== What to work on ==
Would you output each record exactly as it stands?

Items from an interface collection
= = = =

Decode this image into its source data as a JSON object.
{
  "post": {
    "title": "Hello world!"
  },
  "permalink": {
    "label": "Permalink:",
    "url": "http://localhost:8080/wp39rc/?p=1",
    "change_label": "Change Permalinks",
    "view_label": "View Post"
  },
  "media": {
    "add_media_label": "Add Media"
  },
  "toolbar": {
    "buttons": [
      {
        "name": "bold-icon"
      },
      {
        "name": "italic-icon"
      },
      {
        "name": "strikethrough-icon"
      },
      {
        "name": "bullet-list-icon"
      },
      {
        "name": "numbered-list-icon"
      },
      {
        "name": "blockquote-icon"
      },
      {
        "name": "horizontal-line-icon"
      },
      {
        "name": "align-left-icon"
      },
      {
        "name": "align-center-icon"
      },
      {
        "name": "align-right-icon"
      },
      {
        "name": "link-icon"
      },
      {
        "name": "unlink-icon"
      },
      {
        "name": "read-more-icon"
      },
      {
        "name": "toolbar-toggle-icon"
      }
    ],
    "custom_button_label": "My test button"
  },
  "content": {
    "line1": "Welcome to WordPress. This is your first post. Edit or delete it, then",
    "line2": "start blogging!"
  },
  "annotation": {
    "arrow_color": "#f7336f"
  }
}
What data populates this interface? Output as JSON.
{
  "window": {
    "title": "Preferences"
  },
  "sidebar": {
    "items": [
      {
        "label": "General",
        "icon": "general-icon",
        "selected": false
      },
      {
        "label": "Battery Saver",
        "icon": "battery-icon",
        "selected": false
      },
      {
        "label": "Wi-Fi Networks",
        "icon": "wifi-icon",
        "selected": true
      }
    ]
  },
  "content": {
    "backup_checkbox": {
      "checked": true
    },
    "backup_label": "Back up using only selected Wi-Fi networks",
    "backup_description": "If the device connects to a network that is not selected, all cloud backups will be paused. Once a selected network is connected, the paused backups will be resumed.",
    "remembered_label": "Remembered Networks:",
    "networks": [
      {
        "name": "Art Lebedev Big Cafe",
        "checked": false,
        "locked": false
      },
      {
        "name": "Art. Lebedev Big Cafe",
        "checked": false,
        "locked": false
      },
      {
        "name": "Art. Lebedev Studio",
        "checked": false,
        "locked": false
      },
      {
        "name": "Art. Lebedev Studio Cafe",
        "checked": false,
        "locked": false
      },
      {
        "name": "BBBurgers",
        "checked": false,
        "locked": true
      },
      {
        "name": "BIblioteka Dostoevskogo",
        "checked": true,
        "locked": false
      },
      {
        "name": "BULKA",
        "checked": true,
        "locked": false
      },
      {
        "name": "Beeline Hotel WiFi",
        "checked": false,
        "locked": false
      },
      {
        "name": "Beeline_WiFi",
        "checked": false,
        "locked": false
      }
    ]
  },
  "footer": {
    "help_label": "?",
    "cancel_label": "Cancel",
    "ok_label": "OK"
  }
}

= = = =

== Answer box ==
Decode this image into its source data as a JSON object.
{
  "post": {
    "title": "Hello world!"
  },
  "permalink": {
    "label": "Permalink:",
    "url": "http://localhost:8080/wp39rc/?p=1",
    "change_label": "Change Permalinks",
    "view_label": "View Post"
  },
  "media": {
    "add_media_label": "Add Media"
  },
  "toolbar": {
    "buttons": [
      {
        "name": "bold-icon"
      },
      {
        "name": "italic-icon"
      },
      {
        "name": "strikethrough-icon"
      },
      {
        "name": "bullet-list-icon"
      },
      {
        "name": "numbered-list-icon"
      },
      {
        "name": "blockquote-icon"
      },
      {
        "name": "horizontal-line-icon"
      },
      {
        "name": "align-left-icon"
      },
      {
        "name": "align-center-icon"
      },
      {
        "name": "align-right-icon"
      },
      {
        "name": "link-icon"
      },
      {
        "name": "unlink-icon"
      },
      {
        "name": "read-more-icon"
      },
      {
        "name": "toolbar-toggle-icon"
      }
    ],
    "custom_button_label": "My test button"
  },
  "content": {
    "line1": "Welcome to WordPress. This is your first post. Edit or delete it, then",
    "line2": "start blogging!"
  },
  "annotation": {
    "arrow_color": "#f7336f"
  }
}
What data populates this interface? Output as JSON.
{
  "window": {
    "title": "Preferences"
  },
  "sidebar": {
    "items": [
      {
        "label": "General",
        "icon": "general-icon",
        "selected": false
      },
      {
        "label": "Battery Saver",
        "icon": "battery-icon",
        "selected": false
      },
      {
        "label": "Wi-Fi Networks",
        "icon": "wifi-icon",
        "selected": true
      }
    ]
  },
  "content": {
    "backup_checkbox": {
      "checked": true
    },
    "backup_label": "Back up using only selected Wi-Fi networks",
    "backup_description": "If the device connects to a network that is not selected, all cloud backups will be paused. Once a selected network is connected, the paused backups will be resumed.",
    "remembered_label": "Remembered Networks:",
    "networks": [
      {
        "name": "Art Lebedev Big Cafe",
        "checked": false,
        "locked": false
      },
      {
        "name": "Art. Lebedev Big Cafe",
        "checked": false,
        "locked": false
      },
      {
        "name": "Art. Lebedev Studio",
        "checked": false,
        "locked": false
      },
      {
        "name": "Art. Lebedev Studio Cafe",
        "checked": false,
        "locked": false
      },
      {
        "name": "BBBurgers",
        "checked": false,
        "locked": true
      },
      {
        "name": "BIblioteka Dostoevskogo",
        "checked": true,
        "locked": false
      },
      {
        "name": "BULKA",
        "checked": true,
        "locked": false
      },
      {
        "name": "Beeline Hotel WiFi",
        "checked": false,
        "locked": false
      },
      {
        "name": "Beeline_WiFi",
        "checked": false,
        "locked": false
      }
    ]
  },
  "footer": {
    "help_label": "?",
    "cancel_label": "Cancel",
    "ok_label": "OK"
  }
}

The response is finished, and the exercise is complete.